## What to work on
What is needed is an exact copy of the lines from the one containing "Serialize everything readable" through the last line of the records, with no pictures.

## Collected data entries
-- Opening Marker --

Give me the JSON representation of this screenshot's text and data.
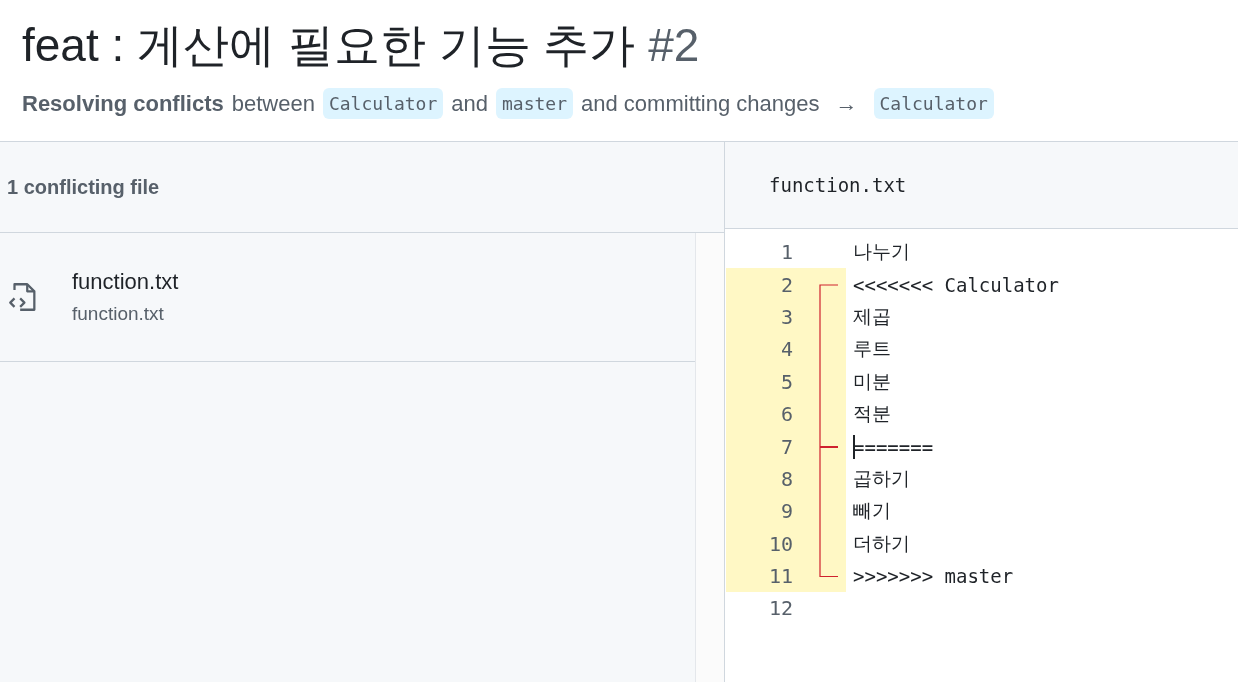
{
  "title": {
    "text": "feat : 게산에 필요한 기능 추가",
    "number": "#2"
  },
  "subtitle": {
    "lead": "Resolving conflicts",
    "between": "between",
    "head_branch": "Calculator",
    "and": "and",
    "base_branch": "master",
    "committing": "and committing changes",
    "arrow": "→",
    "target_branch": "Calculator"
  },
  "sidebar": {
    "heading": "1 conflicting file",
    "files": [
      {
        "name": "function.txt",
        "path": "function.txt"
      }
    ]
  },
  "editor": {
    "filename": "function.txt",
    "lines": [
      {
        "number": "1",
        "text": "나누기",
        "conflict": false,
        "kind": "plain"
      },
      {
        "number": "2",
        "text": "<<<<<<< Calculator",
        "conflict": true,
        "kind": "start"
      },
      {
        "number": "3",
        "text": "제곱",
        "conflict": true,
        "kind": "body"
      },
      {
        "number": "4",
        "text": "루트",
        "conflict": true,
        "kind": "body"
      },
      {
        "number": "5",
        "text": "미분",
        "conflict": true,
        "kind": "body"
      },
      {
        "number": "6",
        "text": "적분",
        "conflict": true,
        "kind": "body"
      },
      {
        "number": "7",
        "text": "=======",
        "conflict": true,
        "kind": "separator",
        "cursor": true
      },
      {
        "number": "8",
        "text": "곱하기",
        "conflict": true,
        "kind": "body"
      },
      {
        "number": "9",
        "text": "빼기",
        "conflict": true,
        "kind": "body"
      },
      {
        "number": "10",
        "text": "더하기",
        "conflict": true,
        "kind": "body"
      },
      {
        "number": "11",
        "text": ">>>>>>> master",
        "conflict": true,
        "kind": "end"
      },
      {
        "number": "12",
        "conflict": false
      }
    ]
  }
}
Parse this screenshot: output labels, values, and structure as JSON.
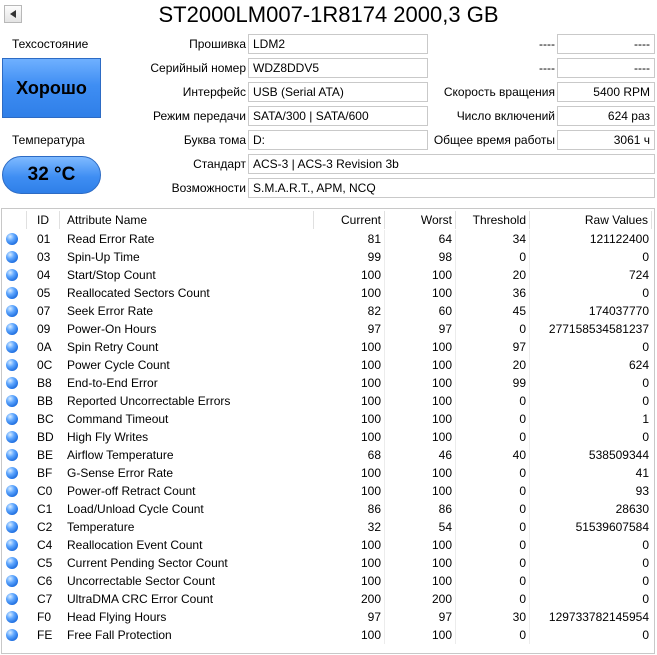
{
  "title": "ST2000LM007-1R8174 2000,3 GB",
  "health": {
    "label": "Техсостояние",
    "value": "Хорошо",
    "color": "#3f8ef3"
  },
  "temperature": {
    "label": "Температура",
    "value": "32 °C"
  },
  "info_left": [
    {
      "label": "Прошивка",
      "value": "LDM2"
    },
    {
      "label": "Серийный номер",
      "value": "WDZ8DDV5"
    },
    {
      "label": "Интерфейс",
      "value": "USB (Serial ATA)"
    },
    {
      "label": "Режим передачи",
      "value": "SATA/300 | SATA/600"
    },
    {
      "label": "Буква тома",
      "value": "D:"
    }
  ],
  "info_right": [
    {
      "label": "----",
      "value": "----"
    },
    {
      "label": "----",
      "value": "----"
    },
    {
      "label": "Скорость вращения",
      "value": "5400 RPM"
    },
    {
      "label": "Число включений",
      "value": "624 раз"
    },
    {
      "label": "Общее время работы",
      "value": "3061 ч"
    }
  ],
  "standard": {
    "label": "Стандарт",
    "value": "ACS-3 | ACS-3 Revision 3b"
  },
  "features": {
    "label": "Возможности",
    "value": "S.M.A.R.T., APM, NCQ"
  },
  "table": {
    "columns": [
      "ID",
      "Attribute Name",
      "Current",
      "Worst",
      "Threshold",
      "Raw Values"
    ],
    "rows": [
      [
        "01",
        "Read Error Rate",
        "81",
        "64",
        "34",
        "121122400"
      ],
      [
        "03",
        "Spin-Up Time",
        "99",
        "98",
        "0",
        "0"
      ],
      [
        "04",
        "Start/Stop Count",
        "100",
        "100",
        "20",
        "724"
      ],
      [
        "05",
        "Reallocated Sectors Count",
        "100",
        "100",
        "36",
        "0"
      ],
      [
        "07",
        "Seek Error Rate",
        "82",
        "60",
        "45",
        "174037770"
      ],
      [
        "09",
        "Power-On Hours",
        "97",
        "97",
        "0",
        "277158534581237"
      ],
      [
        "0A",
        "Spin Retry Count",
        "100",
        "100",
        "97",
        "0"
      ],
      [
        "0C",
        "Power Cycle Count",
        "100",
        "100",
        "20",
        "624"
      ],
      [
        "B8",
        "End-to-End Error",
        "100",
        "100",
        "99",
        "0"
      ],
      [
        "BB",
        "Reported Uncorrectable Errors",
        "100",
        "100",
        "0",
        "0"
      ],
      [
        "BC",
        "Command Timeout",
        "100",
        "100",
        "0",
        "1"
      ],
      [
        "BD",
        "High Fly Writes",
        "100",
        "100",
        "0",
        "0"
      ],
      [
        "BE",
        "Airflow Temperature",
        "68",
        "46",
        "40",
        "538509344"
      ],
      [
        "BF",
        "G-Sense Error Rate",
        "100",
        "100",
        "0",
        "41"
      ],
      [
        "C0",
        "Power-off Retract Count",
        "100",
        "100",
        "0",
        "93"
      ],
      [
        "C1",
        "Load/Unload Cycle Count",
        "86",
        "86",
        "0",
        "28630"
      ],
      [
        "C2",
        "Temperature",
        "32",
        "54",
        "0",
        "51539607584"
      ],
      [
        "C4",
        "Reallocation Event Count",
        "100",
        "100",
        "0",
        "0"
      ],
      [
        "C5",
        "Current Pending Sector Count",
        "100",
        "100",
        "0",
        "0"
      ],
      [
        "C6",
        "Uncorrectable Sector Count",
        "100",
        "100",
        "0",
        "0"
      ],
      [
        "C7",
        "UltraDMA CRC Error Count",
        "200",
        "200",
        "0",
        "0"
      ],
      [
        "F0",
        "Head Flying Hours",
        "97",
        "97",
        "30",
        "129733782145954"
      ],
      [
        "FE",
        "Free Fall Protection",
        "100",
        "100",
        "0",
        "0"
      ]
    ]
  }
}
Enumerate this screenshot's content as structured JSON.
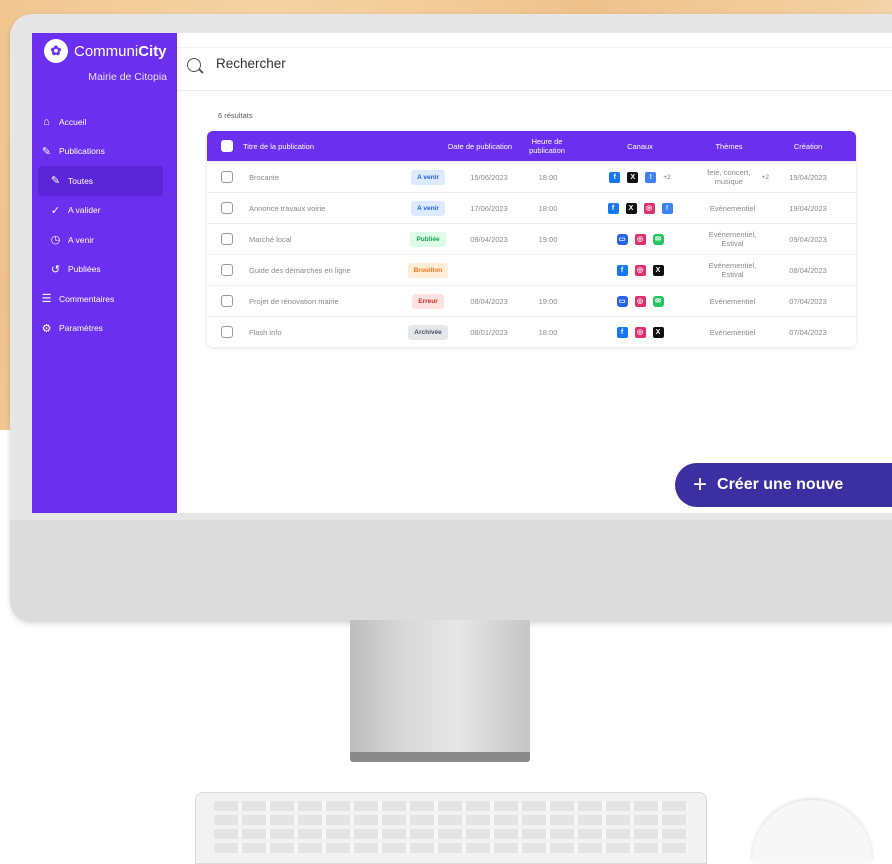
{
  "brand": {
    "name_part1": "Communi",
    "name_part2": "City",
    "organization": "Mairie de Citopia"
  },
  "sidebar": {
    "items": [
      {
        "label": "Accueil",
        "icon": "home-icon"
      },
      {
        "label": "Publications",
        "icon": "edit-icon"
      },
      {
        "label": "Toutes",
        "icon": "edit-icon",
        "active": true
      },
      {
        "label": "A valider",
        "icon": "check-circle-icon"
      },
      {
        "label": "A venir",
        "icon": "clock-icon"
      },
      {
        "label": "Publiées",
        "icon": "history-icon"
      },
      {
        "label": "Commentaires",
        "icon": "comments-icon"
      },
      {
        "label": "Paramètres",
        "icon": "gear-icon"
      }
    ]
  },
  "search": {
    "placeholder": "Rechercher"
  },
  "results": {
    "count_label": "6 résultats"
  },
  "table": {
    "headers": {
      "title": "Titre de la publication",
      "date": "Date de publication",
      "time": "Heure de publication",
      "channels": "Canaux",
      "themes": "Thèmes",
      "created": "Création"
    },
    "rows": [
      {
        "title": "Brocante",
        "status": "A venir",
        "date": "15/06/2023",
        "time": "18:00",
        "channels": [
          "facebook",
          "x",
          "info"
        ],
        "channels_more": "+2",
        "themes": "fete, concert, musique",
        "themes_more": "+2",
        "created": "19/04/2023"
      },
      {
        "title": "Annonce travaux voirie",
        "status": "A venir",
        "date": "17/06/2023",
        "time": "18:00",
        "channels": [
          "facebook",
          "x",
          "instagram",
          "info"
        ],
        "channels_more": "",
        "themes": "Evénementiel",
        "themes_more": "",
        "created": "19/04/2023"
      },
      {
        "title": "Marché local",
        "status": "Publiée",
        "date": "09/04/2023",
        "time": "19:00",
        "channels": [
          "message",
          "instagram",
          "sms"
        ],
        "channels_more": "",
        "themes": "Evénementiel, Estival",
        "themes_more": "",
        "created": "09/04/2023"
      },
      {
        "title": "Guide des démarches en ligne",
        "status": "Brouillon",
        "date": "",
        "time": "",
        "channels": [
          "facebook",
          "instagram",
          "x"
        ],
        "channels_more": "",
        "themes": "Evénementiel, Estival",
        "themes_more": "",
        "created": "08/04/2023"
      },
      {
        "title": "Projet de rénovation mairie",
        "status": "Erreur",
        "date": "08/04/2023",
        "time": "19:00",
        "channels": [
          "message",
          "instagram",
          "sms"
        ],
        "channels_more": "",
        "themes": "Evénementiel",
        "themes_more": "",
        "created": "07/04/2023"
      },
      {
        "title": "Flash info",
        "status": "Archivée",
        "date": "08/01/2023",
        "time": "18:00",
        "channels": [
          "facebook",
          "instagram",
          "x"
        ],
        "channels_more": "",
        "themes": "Evénementiel",
        "themes_more": "",
        "created": "07/04/2023"
      }
    ]
  },
  "status_colors": {
    "A venir": {
      "bg": "#dbeafe",
      "fg": "#2563eb"
    },
    "Publiée": {
      "bg": "#dcfce7",
      "fg": "#16a34a"
    },
    "Brouillon": {
      "bg": "#ffedd5",
      "fg": "#f97316"
    },
    "Erreur": {
      "bg": "#fee2e2",
      "fg": "#dc2626"
    },
    "Archivée": {
      "bg": "#e5e7eb",
      "fg": "#4b5563"
    }
  },
  "cta": {
    "label": "Créer une nouve"
  },
  "colors": {
    "accent": "#6b2ff0",
    "cta": "#3b2fa2"
  }
}
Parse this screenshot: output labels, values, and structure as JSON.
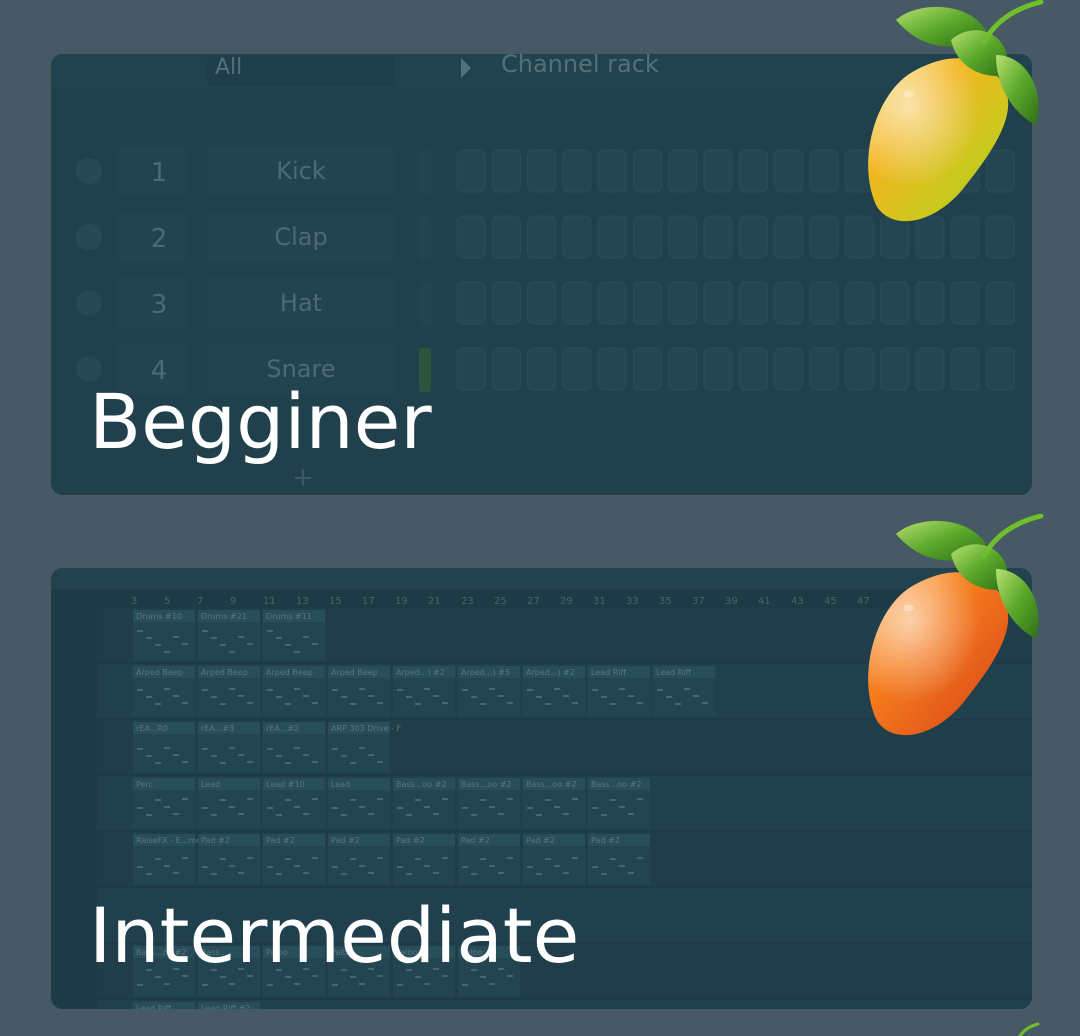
{
  "cards": [
    {
      "id": "beginner",
      "title": "Begginer",
      "background": {
        "kind": "channel-rack-screenshot",
        "filter_label": "All",
        "panel_title": "Channel rack",
        "channels": [
          {
            "number": "1",
            "name": "Kick"
          },
          {
            "number": "2",
            "name": "Clap"
          },
          {
            "number": "3",
            "name": "Hat"
          },
          {
            "number": "4",
            "name": "Snare"
          }
        ],
        "steps_per_row": 16
      },
      "logo": "fl-studio-yellow-fruit-icon"
    },
    {
      "id": "intermediate",
      "title": "Intermediate",
      "background": {
        "kind": "playlist-screenshot",
        "ruler": [
          "3",
          "5",
          "7",
          "9",
          "11",
          "13",
          "15",
          "17",
          "19",
          "21",
          "23",
          "25",
          "27",
          "29",
          "31",
          "33",
          "35",
          "37",
          "39",
          "41",
          "43",
          "45",
          "47"
        ],
        "clips": [
          {
            "row": 0,
            "label": "Drums #10"
          },
          {
            "row": 0,
            "label": "Drums #21"
          },
          {
            "row": 0,
            "label": "Drums #11"
          },
          {
            "row": 1,
            "label": "Arped Beep"
          },
          {
            "row": 1,
            "label": "Arped Beep"
          },
          {
            "row": 1,
            "label": "Arped Beep"
          },
          {
            "row": 1,
            "label": "Arped Beep"
          },
          {
            "row": 1,
            "label": "Arped...) #2"
          },
          {
            "row": 1,
            "label": "Arped...) #5"
          },
          {
            "row": 1,
            "label": "Arped...) #2"
          },
          {
            "row": 1,
            "label": "Lead Riff"
          },
          {
            "row": 1,
            "label": "Lead Riff"
          },
          {
            "row": 2,
            "label": "rEA...R0"
          },
          {
            "row": 2,
            "label": "rEA...#3"
          },
          {
            "row": 2,
            "label": "rEA...#2"
          },
          {
            "row": 2,
            "label": "ARP 303 Drive - F"
          },
          {
            "row": 3,
            "label": "Perc"
          },
          {
            "row": 3,
            "label": "Lead"
          },
          {
            "row": 3,
            "label": "Lead #10"
          },
          {
            "row": 3,
            "label": "Lead"
          },
          {
            "row": 3,
            "label": "Bass...oo #2"
          },
          {
            "row": 3,
            "label": "Bass...oo #2"
          },
          {
            "row": 3,
            "label": "Bass...oo #2"
          },
          {
            "row": 3,
            "label": "Bass...oo #2"
          },
          {
            "row": 4,
            "label": "RaiseFX - E...me envelope"
          },
          {
            "row": 4,
            "label": "Pad #2"
          },
          {
            "row": 4,
            "label": "Pad #2"
          },
          {
            "row": 4,
            "label": "Pad #2"
          },
          {
            "row": 4,
            "label": "Pad #2"
          },
          {
            "row": 4,
            "label": "Pad #2"
          },
          {
            "row": 4,
            "label": "Pad #2"
          },
          {
            "row": 4,
            "label": "Pad #2"
          },
          {
            "row": 6,
            "label": "Bass...oo #2"
          },
          {
            "row": 6,
            "label": "Bass..."
          },
          {
            "row": 6,
            "label": "Palbo"
          },
          {
            "row": 6,
            "label": "Palbo"
          },
          {
            "row": 6,
            "label": "Palbo"
          },
          {
            "row": 6,
            "label": "Palbo"
          },
          {
            "row": 7,
            "label": "Lead Riff"
          },
          {
            "row": 7,
            "label": "Lead Riff #2"
          }
        ]
      },
      "logo": "fl-studio-orange-fruit-icon"
    }
  ],
  "colors": {
    "page_background": "#465964",
    "card_background": "#1f3d4a",
    "title_text": "#ffffff",
    "fruit_yellow": "#e8c21a",
    "fruit_orange": "#ee6a16",
    "leaf_green": "#4e9a2a"
  }
}
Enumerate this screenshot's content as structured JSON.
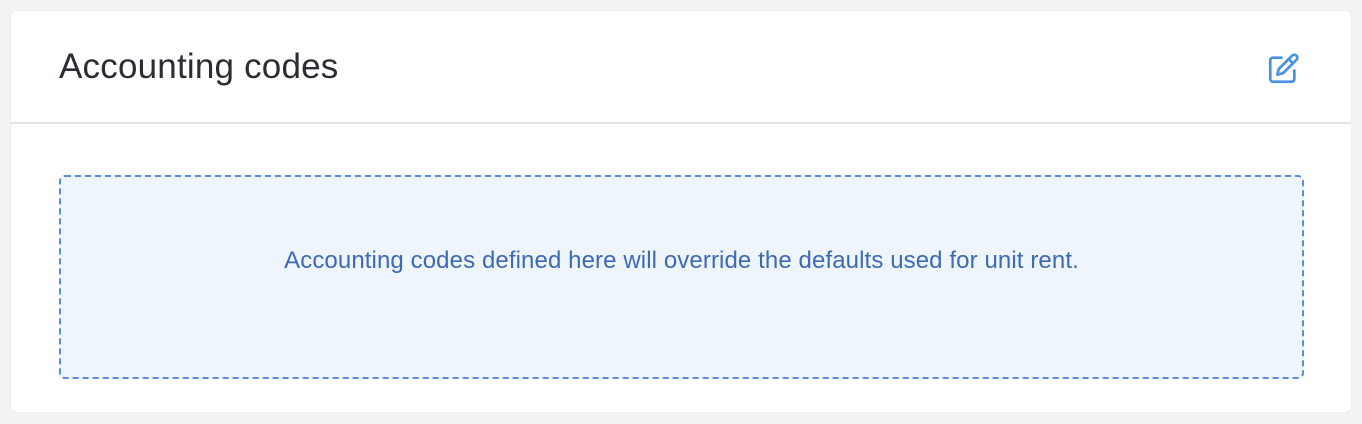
{
  "card": {
    "title": "Accounting codes",
    "edit_icon": "edit-pencil-square-icon",
    "empty_message": "Accounting codes defined here will override the defaults used for unit rent."
  },
  "colors": {
    "accent": "#3c6ab7",
    "icon": "#4a90e2",
    "empty_bg": "#eff5fc",
    "empty_border": "#5b8bd9"
  }
}
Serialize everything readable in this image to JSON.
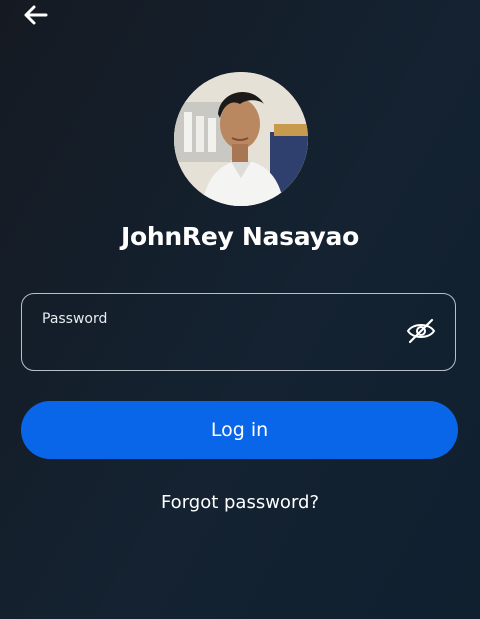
{
  "header": {
    "back_icon": "arrow-left-icon"
  },
  "profile": {
    "name": "JohnRey Nasayao",
    "avatar_icon": "profile-photo"
  },
  "password_field": {
    "label": "Password",
    "value": "",
    "toggle_icon": "eye-off-icon"
  },
  "actions": {
    "login_label": "Log in",
    "forgot_label": "Forgot password?"
  },
  "colors": {
    "primary": "#0a66e8",
    "background": "#142231"
  }
}
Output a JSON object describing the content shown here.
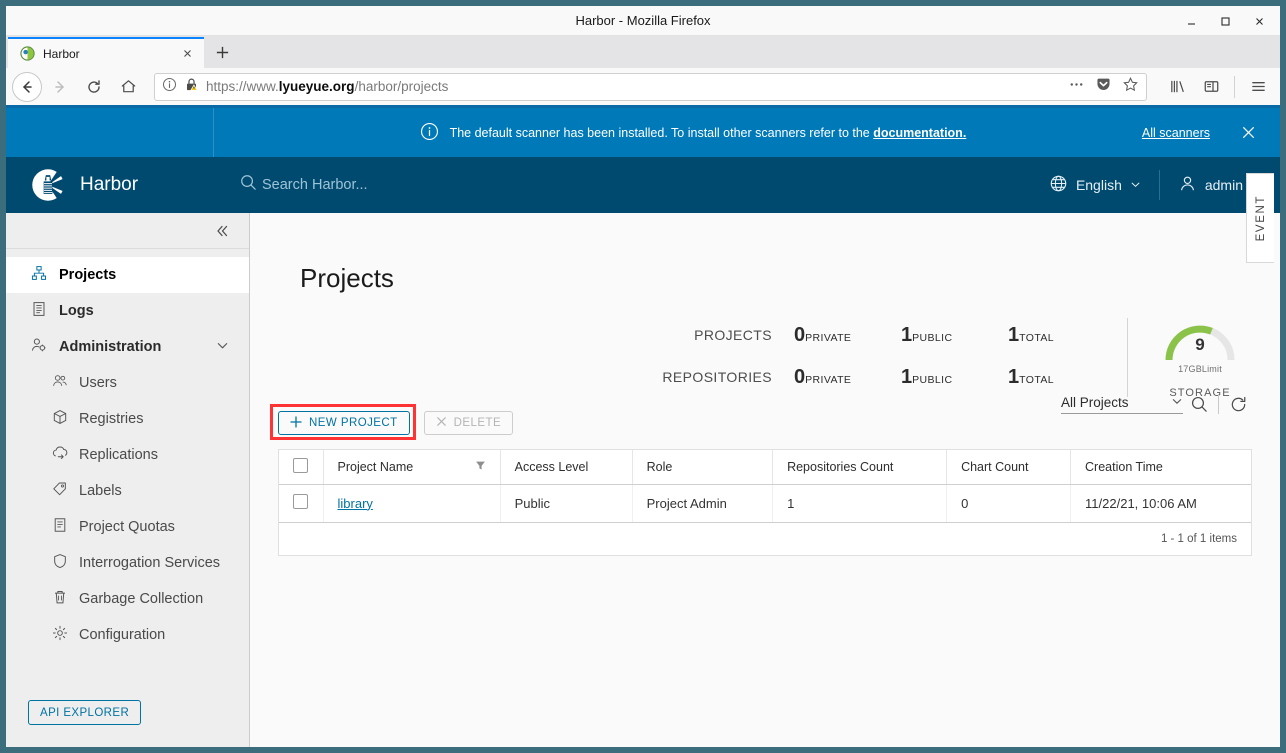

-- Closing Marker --

## Output
Serialize everything readable in this image to JSON.
{
  "header": {
    "back_icon": "arrow-left-icon"
  },
  "profile": {
    "name": "JohnRey Nasayao",
    "avatar_icon": "profile-photo"
  },
  "password_field": {
    "label": "Password",
    "value": "",
    "toggle_icon": "eye-off-icon"
  },
  "actions": {
    "login_label": "Log in",
    "forgot_label": "Forgot password?"
  },
  "colors": {
    "primary": "#0a66e8",
    "background": "#142231"
  }
}
Output a JSON object describing the content shown here.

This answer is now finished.